RECORDS SUPPLIED:
- - -

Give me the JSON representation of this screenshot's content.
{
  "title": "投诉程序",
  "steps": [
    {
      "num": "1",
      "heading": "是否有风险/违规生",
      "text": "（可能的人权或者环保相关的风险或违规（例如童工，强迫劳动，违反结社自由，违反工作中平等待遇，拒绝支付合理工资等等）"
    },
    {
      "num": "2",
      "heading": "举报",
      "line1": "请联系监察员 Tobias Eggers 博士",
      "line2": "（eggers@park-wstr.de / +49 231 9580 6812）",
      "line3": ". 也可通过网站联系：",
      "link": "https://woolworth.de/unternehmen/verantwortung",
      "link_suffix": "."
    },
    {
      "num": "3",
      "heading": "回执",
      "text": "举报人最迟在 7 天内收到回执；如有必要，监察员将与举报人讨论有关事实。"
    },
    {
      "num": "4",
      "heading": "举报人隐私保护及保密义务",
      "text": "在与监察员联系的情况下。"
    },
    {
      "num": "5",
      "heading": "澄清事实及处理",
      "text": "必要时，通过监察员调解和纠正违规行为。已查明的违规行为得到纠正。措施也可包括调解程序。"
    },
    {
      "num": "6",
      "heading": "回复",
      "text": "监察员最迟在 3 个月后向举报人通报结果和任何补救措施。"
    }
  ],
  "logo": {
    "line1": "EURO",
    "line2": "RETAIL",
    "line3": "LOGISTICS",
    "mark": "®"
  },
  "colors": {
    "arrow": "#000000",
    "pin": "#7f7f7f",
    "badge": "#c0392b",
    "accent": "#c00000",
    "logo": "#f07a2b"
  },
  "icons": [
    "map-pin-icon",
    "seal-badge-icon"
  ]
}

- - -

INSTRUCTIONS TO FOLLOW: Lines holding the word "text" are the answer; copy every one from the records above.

OUTPUT OF THE TASK:
      "text": "（可能的人权或者环保相关的风险或违规（例如童工，强迫劳动，违反结社自由，违反工作中平等待遇，拒绝支付合理工资等等）"
      "text": "举报人最迟在 7 天内收到回执；如有必要，监察员将与举报人讨论有关事实。"
      "text": "在与监察员联系的情况下。"
      "text": "必要时，通过监察员调解和纠正违规行为。已查明的违规行为得到纠正。措施也可包括调解程序。"
      "text": "监察员最迟在 3 个月后向举报人通报结果和任何补救措施。"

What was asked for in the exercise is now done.